§ **Extracted material**
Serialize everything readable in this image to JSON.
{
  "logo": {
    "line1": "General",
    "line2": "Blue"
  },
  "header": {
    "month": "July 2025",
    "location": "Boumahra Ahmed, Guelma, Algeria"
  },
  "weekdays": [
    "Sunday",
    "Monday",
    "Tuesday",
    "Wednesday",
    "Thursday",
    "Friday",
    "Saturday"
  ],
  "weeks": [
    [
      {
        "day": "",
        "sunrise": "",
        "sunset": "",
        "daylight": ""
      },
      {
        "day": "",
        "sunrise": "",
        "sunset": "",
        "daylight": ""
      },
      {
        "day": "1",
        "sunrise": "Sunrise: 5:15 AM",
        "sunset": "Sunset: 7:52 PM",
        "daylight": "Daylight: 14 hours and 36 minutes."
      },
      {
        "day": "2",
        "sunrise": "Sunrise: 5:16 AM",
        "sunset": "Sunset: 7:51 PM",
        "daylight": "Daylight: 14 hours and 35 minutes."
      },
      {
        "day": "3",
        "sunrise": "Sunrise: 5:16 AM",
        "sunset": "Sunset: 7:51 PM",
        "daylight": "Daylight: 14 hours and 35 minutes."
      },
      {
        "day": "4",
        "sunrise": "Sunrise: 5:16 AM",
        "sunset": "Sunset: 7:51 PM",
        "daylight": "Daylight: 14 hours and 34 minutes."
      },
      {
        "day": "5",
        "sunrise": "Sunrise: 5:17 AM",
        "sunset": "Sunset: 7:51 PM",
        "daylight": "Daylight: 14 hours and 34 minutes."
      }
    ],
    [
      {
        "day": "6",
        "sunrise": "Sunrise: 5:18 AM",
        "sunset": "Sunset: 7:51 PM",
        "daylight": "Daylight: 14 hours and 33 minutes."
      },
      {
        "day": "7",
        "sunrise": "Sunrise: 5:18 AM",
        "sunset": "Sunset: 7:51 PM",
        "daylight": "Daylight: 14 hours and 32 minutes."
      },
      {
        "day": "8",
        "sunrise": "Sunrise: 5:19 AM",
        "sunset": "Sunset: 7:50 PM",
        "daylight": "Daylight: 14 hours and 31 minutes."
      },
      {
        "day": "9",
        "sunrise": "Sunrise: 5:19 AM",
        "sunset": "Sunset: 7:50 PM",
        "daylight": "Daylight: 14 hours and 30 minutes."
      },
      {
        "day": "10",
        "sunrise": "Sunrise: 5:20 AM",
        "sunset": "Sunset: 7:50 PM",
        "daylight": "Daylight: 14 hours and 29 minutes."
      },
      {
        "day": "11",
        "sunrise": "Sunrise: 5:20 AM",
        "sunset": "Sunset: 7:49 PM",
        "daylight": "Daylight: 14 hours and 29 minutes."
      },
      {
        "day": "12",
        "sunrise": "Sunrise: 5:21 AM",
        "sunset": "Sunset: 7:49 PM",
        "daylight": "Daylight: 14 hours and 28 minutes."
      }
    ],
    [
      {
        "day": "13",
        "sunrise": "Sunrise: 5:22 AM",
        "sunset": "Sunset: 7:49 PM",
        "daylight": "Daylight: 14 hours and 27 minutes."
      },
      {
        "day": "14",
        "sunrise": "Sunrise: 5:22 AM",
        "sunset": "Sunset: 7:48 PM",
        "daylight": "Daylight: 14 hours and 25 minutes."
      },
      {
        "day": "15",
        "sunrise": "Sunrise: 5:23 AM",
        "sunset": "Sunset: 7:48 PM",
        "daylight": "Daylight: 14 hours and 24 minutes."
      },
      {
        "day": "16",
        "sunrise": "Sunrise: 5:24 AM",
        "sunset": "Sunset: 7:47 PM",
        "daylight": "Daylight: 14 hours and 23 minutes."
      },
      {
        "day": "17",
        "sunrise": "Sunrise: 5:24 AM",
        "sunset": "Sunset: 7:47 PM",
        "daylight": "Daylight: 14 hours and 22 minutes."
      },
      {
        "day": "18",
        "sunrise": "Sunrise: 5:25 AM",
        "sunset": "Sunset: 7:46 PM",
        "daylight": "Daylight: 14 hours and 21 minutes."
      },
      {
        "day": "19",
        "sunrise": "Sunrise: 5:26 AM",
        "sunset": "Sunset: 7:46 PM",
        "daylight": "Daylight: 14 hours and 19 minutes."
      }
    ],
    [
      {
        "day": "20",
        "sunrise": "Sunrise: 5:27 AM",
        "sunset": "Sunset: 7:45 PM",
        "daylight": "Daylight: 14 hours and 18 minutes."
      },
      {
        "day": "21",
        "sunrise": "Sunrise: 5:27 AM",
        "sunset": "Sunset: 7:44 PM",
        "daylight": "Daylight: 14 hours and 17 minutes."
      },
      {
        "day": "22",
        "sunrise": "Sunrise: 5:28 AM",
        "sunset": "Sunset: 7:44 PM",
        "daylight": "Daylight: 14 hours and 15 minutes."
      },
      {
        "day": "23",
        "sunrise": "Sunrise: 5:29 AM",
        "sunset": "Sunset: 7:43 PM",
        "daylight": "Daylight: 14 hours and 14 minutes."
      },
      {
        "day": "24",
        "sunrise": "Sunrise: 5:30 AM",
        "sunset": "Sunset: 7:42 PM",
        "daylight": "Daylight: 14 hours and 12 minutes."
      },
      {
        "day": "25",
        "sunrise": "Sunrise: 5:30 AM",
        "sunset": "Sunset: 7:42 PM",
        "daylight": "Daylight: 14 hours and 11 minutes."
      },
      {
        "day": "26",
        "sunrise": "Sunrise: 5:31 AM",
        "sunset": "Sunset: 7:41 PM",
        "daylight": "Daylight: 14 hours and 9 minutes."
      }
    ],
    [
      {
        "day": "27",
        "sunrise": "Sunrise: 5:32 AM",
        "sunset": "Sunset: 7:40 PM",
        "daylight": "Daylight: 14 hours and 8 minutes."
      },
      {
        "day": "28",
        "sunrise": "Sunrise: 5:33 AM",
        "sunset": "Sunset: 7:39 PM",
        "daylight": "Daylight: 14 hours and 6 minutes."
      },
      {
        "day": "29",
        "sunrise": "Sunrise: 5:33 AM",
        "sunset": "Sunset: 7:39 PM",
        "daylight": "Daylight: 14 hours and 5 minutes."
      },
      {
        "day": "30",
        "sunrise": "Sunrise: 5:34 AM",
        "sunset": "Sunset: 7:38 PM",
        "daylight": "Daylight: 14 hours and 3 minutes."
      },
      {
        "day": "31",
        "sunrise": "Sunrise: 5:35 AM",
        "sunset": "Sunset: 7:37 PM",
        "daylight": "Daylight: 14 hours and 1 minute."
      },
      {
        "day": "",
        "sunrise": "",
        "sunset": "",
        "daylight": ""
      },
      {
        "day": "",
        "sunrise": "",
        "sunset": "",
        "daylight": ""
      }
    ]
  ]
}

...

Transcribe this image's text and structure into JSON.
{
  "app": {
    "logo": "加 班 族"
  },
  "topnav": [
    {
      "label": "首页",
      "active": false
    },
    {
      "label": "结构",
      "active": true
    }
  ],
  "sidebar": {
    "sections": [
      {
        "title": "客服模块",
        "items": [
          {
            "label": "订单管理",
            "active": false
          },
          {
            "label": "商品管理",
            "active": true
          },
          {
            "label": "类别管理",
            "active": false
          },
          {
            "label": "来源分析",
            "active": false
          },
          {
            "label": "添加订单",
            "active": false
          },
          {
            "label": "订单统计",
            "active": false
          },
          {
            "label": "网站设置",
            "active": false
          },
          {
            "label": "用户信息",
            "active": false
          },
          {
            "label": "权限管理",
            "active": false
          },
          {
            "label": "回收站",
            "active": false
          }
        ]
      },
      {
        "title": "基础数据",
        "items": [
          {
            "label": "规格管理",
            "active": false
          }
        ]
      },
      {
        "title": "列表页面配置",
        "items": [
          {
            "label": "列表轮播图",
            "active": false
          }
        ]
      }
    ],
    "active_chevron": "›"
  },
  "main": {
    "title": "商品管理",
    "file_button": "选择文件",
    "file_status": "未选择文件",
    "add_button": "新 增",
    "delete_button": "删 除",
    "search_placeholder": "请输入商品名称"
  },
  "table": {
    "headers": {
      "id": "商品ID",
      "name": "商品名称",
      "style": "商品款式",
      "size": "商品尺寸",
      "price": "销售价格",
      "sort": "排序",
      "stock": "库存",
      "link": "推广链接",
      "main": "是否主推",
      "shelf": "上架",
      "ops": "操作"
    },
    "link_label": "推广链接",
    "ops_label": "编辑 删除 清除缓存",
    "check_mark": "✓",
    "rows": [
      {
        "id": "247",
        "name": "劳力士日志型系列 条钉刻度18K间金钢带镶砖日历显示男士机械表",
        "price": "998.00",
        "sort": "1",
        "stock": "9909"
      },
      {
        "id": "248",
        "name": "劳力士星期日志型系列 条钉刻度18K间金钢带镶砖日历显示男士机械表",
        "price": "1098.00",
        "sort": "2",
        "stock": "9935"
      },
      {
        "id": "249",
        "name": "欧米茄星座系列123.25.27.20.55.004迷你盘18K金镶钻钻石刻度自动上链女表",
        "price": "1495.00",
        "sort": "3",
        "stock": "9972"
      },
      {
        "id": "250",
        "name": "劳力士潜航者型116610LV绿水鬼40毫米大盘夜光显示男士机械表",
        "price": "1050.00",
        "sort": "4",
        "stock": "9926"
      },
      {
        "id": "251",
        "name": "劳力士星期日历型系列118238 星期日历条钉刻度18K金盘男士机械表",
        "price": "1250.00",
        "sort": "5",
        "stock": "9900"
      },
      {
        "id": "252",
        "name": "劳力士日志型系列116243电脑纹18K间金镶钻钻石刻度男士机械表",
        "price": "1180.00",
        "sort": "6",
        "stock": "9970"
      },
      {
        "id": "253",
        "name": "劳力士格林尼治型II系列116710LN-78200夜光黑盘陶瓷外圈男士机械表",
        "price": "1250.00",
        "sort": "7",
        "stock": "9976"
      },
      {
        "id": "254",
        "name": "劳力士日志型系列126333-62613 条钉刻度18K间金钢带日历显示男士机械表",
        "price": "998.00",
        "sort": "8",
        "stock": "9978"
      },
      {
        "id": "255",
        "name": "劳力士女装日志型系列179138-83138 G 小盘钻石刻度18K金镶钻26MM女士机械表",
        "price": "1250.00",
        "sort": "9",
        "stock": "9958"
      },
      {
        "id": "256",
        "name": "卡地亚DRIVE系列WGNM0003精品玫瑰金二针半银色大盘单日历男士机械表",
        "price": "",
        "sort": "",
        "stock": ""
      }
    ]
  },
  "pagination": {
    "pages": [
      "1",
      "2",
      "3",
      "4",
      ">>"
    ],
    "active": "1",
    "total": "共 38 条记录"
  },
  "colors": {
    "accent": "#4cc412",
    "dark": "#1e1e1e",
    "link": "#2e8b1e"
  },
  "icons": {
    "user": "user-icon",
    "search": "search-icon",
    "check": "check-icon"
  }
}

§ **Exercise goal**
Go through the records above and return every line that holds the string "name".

§ **Answer section**
      "name": "商品名称",
        "name": "劳力士日志型系列 条钉刻度18K间金钢带镶砖日历显示男士机械表",
        "name": "劳力士星期日志型系列 条钉刻度18K间金钢带镶砖日历显示男士机械表",
        "name": "欧米茄星座系列123.25.27.20.55.004迷你盘18K金镶钻钻石刻度自动上链女表",
        "name": "劳力士潜航者型116610LV绿水鬼40毫米大盘夜光显示男士机械表",
        "name": "劳力士星期日历型系列118238 星期日历条钉刻度18K金盘男士机械表",
        "name": "劳力士日志型系列116243电脑纹18K间金镶钻钻石刻度男士机械表",
        "name": "劳力士格林尼治型II系列116710LN-78200夜光黑盘陶瓷外圈男士机械表",
        "name": "劳力士日志型系列126333-62613 条钉刻度18K间金钢带日历显示男士机械表",
        "name": "劳力士女装日志型系列179138-83138 G 小盘钻石刻度18K金镶钻26MM女士机械表",
        "name": "卡地亚DRIVE系列WGNM0003精品玫瑰金二针半银色大盘单日历男士机械表",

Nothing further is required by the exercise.